## REQUIRED WORK:
From the line containing "Output a JSON" down to the last line of the entries, print each line exactly and leave the pictures out.

---- RECORD SET

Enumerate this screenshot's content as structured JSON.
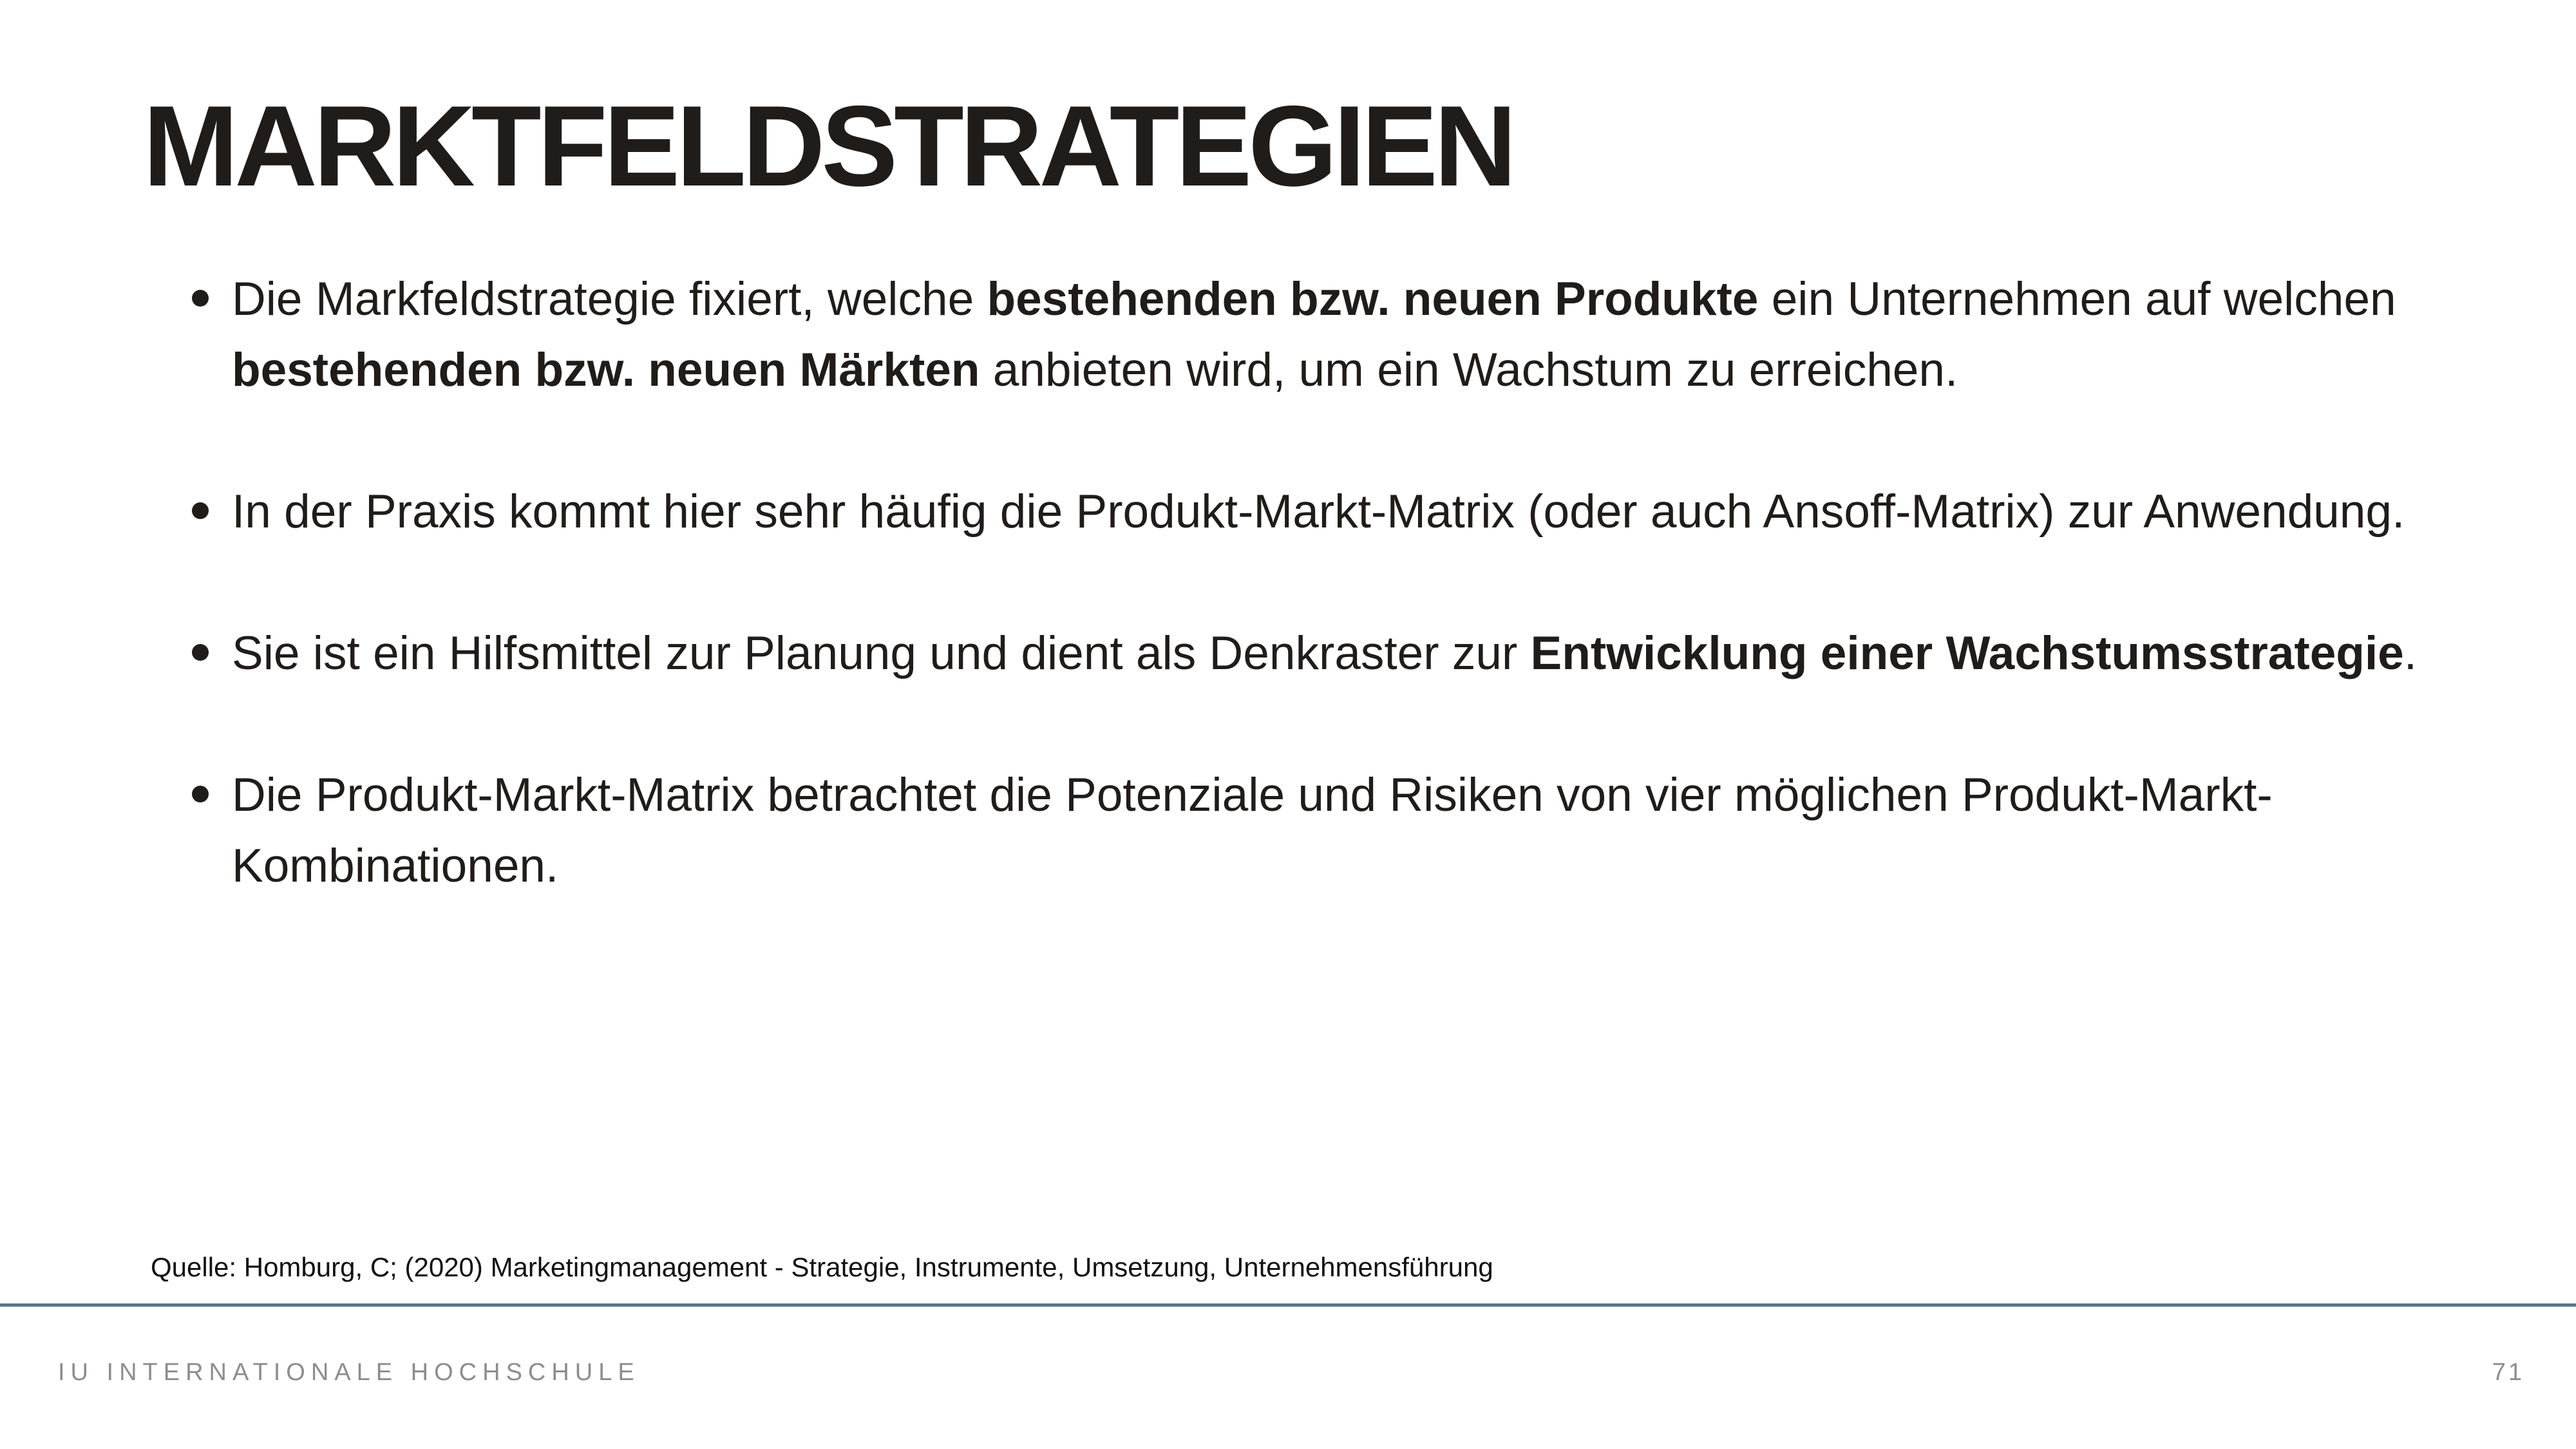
{
  "slide": {
    "title": "MARKTFELDSTRATEGIEN"
  },
  "bullets": [
    {
      "pre": "Die Markfeldstrategie fixiert, welche ",
      "bold1": "bestehenden bzw. neuen Produkte",
      "mid": " ein Unternehmen auf welchen ",
      "bold2": "bestehenden bzw. neuen Märkten",
      "post": " anbieten wird, um ein Wachstum zu erreichen."
    },
    {
      "text": "In der Praxis kommt hier sehr häufig die Produkt-Markt-Matrix (oder auch Ansoff-Matrix) zur Anwendung."
    },
    {
      "pre": "Sie ist ein Hilfsmittel zur Planung und dient als Denkraster zur ",
      "bold": "Entwicklung einer Wachstumsstrategie",
      "post": "."
    },
    {
      "text": "Die Produkt-Markt-Matrix betrachtet die Potenziale und Risiken von vier möglichen Produkt-Markt-Kombinationen."
    }
  ],
  "source": {
    "text": "Quelle: Homburg, C; (2020) Marketingmanagement - Strategie, Instrumente, Umsetzung, Unternehmensführung"
  },
  "footer": {
    "brand": "IU INTERNATIONALE HOCHSCHULE",
    "page_number": "71"
  },
  "colors": {
    "text": "#1f1c1a",
    "footer_rule": "#5b7590",
    "footer_text": "#8d8d8d"
  }
}
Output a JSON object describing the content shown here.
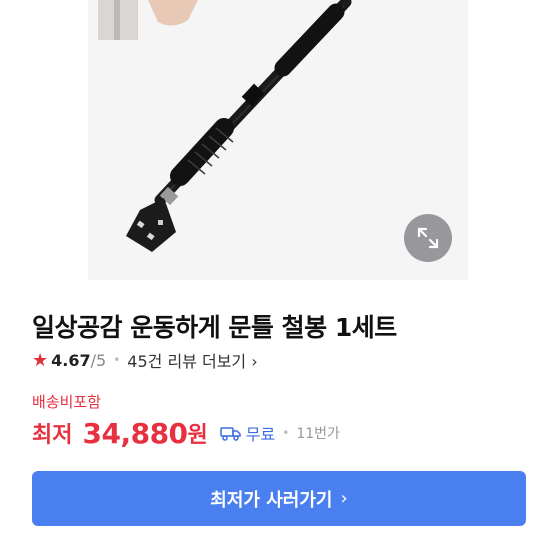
{
  "product": {
    "title": "일상공감 운동하게 문틀 철봉 1세트",
    "rating": "4.67",
    "rating_max": "/5",
    "review_link": "45건 리뷰 더보기",
    "review_chevron": "›"
  },
  "pricing": {
    "shipping_note": "배송비포함",
    "price_prefix": "최저",
    "price": "34,880",
    "price_unit": "원",
    "shipping_fee": "무료",
    "sellers": "11번가"
  },
  "actions": {
    "buy_label": "최저가 사러가기",
    "buy_chevron": "›"
  },
  "icons": {
    "star": "star-icon",
    "zoom": "expand-icon",
    "truck": "truck-icon"
  },
  "colors": {
    "accent_red": "#e83140",
    "link_blue": "#3b6fe0",
    "button_blue": "#4a7ff0"
  }
}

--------

## EXPECTED ANSWER:
Output a JSON object describing the content shown here.
{
  "product": {
    "title": "일상공감 운동하게 문틀 철봉 1세트",
    "rating": "4.67",
    "rating_max": "/5",
    "review_link": "45건 리뷰 더보기",
    "review_chevron": "›"
  },
  "pricing": {
    "shipping_note": "배송비포함",
    "price_prefix": "최저",
    "price": "34,880",
    "price_unit": "원",
    "shipping_fee": "무료",
    "sellers": "11번가"
  },
  "actions": {
    "buy_label": "최저가 사러가기",
    "buy_chevron": "›"
  },
  "icons": {
    "star": "star-icon",
    "zoom": "expand-icon",
    "truck": "truck-icon"
  },
  "colors": {
    "accent_red": "#e83140",
    "link_blue": "#3b6fe0",
    "button_blue": "#4a7ff0"
  }
}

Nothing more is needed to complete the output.